◆ Problem to solve
In your copy, repeat each record exactly and include no pictures.

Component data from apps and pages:

--

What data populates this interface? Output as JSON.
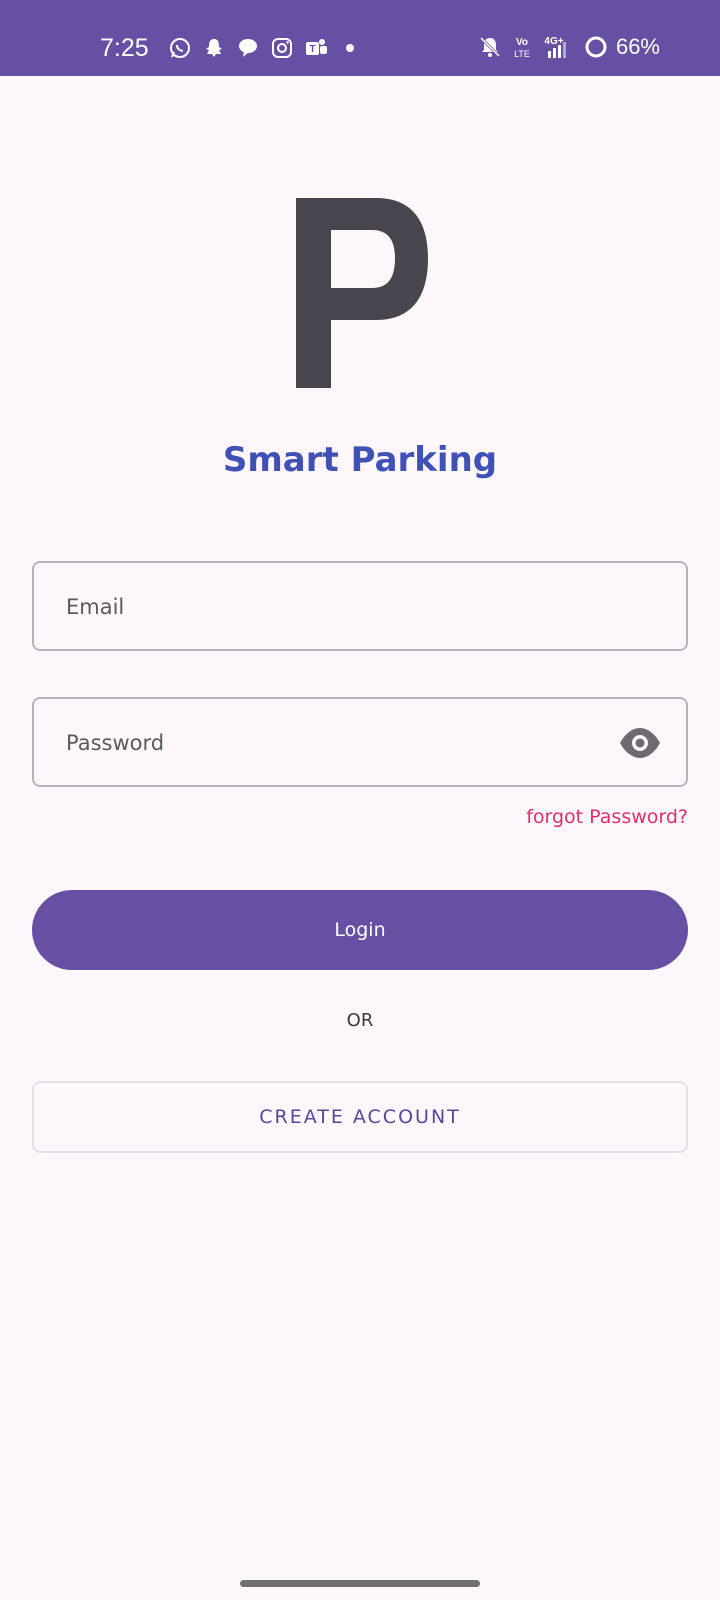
{
  "status_bar": {
    "time": "7:25",
    "battery": "66%",
    "left_icons": [
      "whatsapp-icon",
      "snapchat-icon",
      "chat-icon",
      "instagram-icon",
      "teams-icon",
      "dot-icon"
    ],
    "right_icons": [
      "bell-muted-icon",
      "volte-icon",
      "signal-4g-icon",
      "battery-icon"
    ],
    "network_labels": {
      "volte": "Vo LTE",
      "net": "4G+"
    },
    "background_color": "#6750a4"
  },
  "logo": {
    "letter": "P",
    "color": "#48454e"
  },
  "app_title": "Smart Parking",
  "form": {
    "email_placeholder": "Email",
    "password_placeholder": "Password",
    "forgot_password": "forgot Password?",
    "login_button": "Login",
    "or_text": "OR",
    "create_account_button": "CREATE ACCOUNT"
  },
  "colors": {
    "accent": "#6750a4",
    "title": "#3f51b5",
    "link": "#e0306b",
    "background": "#fdf6fb"
  }
}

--

◆ Response area
What data populates this interface? Output as JSON.
{
  "status_bar": {
    "time": "7:25",
    "battery": "66%",
    "left_icons": [
      "whatsapp-icon",
      "snapchat-icon",
      "chat-icon",
      "instagram-icon",
      "teams-icon",
      "dot-icon"
    ],
    "right_icons": [
      "bell-muted-icon",
      "volte-icon",
      "signal-4g-icon",
      "battery-icon"
    ],
    "network_labels": {
      "volte": "Vo LTE",
      "net": "4G+"
    },
    "background_color": "#6750a4"
  },
  "logo": {
    "letter": "P",
    "color": "#48454e"
  },
  "app_title": "Smart Parking",
  "form": {
    "email_placeholder": "Email",
    "password_placeholder": "Password",
    "forgot_password": "forgot Password?",
    "login_button": "Login",
    "or_text": "OR",
    "create_account_button": "CREATE ACCOUNT"
  },
  "colors": {
    "accent": "#6750a4",
    "title": "#3f51b5",
    "link": "#e0306b",
    "background": "#fdf6fb"
  }
}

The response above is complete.